> YOUR ASSIGNMENT
Using the word "this" as the filter, copy each matching line from the records.

> RECORDS SUPPLIED
Content starts

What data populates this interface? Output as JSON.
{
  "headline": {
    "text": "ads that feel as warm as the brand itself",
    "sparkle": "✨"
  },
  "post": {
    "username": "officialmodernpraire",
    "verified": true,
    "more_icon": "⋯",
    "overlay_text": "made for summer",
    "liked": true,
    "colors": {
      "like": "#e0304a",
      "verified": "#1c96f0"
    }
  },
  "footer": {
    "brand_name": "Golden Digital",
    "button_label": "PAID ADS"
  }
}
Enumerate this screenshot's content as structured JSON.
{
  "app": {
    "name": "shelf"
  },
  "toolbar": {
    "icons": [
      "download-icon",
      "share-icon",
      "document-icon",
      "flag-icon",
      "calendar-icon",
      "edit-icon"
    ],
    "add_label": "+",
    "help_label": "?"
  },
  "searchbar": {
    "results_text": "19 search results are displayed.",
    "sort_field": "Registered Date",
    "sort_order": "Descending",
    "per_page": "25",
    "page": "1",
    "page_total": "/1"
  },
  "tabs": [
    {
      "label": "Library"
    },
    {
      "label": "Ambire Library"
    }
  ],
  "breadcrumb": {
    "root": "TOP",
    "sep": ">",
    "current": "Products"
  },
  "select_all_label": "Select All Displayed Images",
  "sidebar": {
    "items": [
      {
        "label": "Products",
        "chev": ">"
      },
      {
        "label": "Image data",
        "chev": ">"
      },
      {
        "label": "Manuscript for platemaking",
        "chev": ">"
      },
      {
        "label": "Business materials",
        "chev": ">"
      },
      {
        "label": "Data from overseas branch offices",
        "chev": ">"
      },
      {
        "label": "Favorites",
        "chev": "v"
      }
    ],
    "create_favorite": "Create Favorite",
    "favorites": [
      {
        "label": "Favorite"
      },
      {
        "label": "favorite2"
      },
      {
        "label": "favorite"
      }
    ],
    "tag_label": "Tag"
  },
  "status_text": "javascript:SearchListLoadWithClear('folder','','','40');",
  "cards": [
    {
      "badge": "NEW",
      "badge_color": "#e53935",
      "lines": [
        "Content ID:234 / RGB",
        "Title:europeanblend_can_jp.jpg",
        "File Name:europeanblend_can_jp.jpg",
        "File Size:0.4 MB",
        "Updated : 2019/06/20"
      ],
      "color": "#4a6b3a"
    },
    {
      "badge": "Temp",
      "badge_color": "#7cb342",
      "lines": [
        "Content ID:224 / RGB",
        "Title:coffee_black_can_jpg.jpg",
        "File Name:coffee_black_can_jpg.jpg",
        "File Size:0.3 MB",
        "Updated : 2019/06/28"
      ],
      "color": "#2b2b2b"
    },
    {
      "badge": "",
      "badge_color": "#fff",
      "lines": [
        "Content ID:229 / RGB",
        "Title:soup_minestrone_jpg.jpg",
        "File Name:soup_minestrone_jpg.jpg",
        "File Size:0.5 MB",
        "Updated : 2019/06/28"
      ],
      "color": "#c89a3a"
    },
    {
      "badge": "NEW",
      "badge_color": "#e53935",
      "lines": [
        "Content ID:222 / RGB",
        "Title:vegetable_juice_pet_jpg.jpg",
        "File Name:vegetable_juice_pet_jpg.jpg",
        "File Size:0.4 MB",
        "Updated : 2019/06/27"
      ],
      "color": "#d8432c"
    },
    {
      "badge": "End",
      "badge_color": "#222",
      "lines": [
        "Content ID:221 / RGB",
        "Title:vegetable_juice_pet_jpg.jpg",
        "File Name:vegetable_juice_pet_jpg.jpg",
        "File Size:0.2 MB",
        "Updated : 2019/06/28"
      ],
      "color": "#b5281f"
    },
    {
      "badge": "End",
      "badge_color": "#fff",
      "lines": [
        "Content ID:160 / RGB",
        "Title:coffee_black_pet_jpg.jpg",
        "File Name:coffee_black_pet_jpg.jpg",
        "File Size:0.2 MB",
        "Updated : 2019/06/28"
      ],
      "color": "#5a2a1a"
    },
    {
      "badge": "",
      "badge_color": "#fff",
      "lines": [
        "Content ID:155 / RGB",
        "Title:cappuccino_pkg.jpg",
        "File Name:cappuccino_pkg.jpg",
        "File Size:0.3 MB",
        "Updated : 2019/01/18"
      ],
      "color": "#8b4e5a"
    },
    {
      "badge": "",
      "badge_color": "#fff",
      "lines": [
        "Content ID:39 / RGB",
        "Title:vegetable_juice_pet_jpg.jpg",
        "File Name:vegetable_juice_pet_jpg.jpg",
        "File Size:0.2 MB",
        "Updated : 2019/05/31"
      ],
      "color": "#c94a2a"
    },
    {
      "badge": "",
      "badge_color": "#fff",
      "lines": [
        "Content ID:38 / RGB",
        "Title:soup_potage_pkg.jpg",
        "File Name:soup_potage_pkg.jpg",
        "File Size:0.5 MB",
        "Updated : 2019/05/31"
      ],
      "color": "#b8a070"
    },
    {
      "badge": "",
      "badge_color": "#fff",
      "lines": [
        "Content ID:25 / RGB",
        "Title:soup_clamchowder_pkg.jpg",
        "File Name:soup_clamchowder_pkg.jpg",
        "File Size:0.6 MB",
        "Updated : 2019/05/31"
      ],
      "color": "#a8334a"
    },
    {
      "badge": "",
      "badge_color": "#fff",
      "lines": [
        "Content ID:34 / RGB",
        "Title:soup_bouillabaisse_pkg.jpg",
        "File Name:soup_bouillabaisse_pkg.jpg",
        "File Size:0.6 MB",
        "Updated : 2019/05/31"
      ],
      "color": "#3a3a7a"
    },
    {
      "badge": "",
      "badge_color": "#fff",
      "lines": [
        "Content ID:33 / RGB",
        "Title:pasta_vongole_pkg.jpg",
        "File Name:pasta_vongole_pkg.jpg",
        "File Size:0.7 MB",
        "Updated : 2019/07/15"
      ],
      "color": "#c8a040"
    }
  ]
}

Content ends

> ANSWER TO THE PROBLEM
What data populates this interface? Output as JSON.
Enumerate this screenshot's content as structured JSON.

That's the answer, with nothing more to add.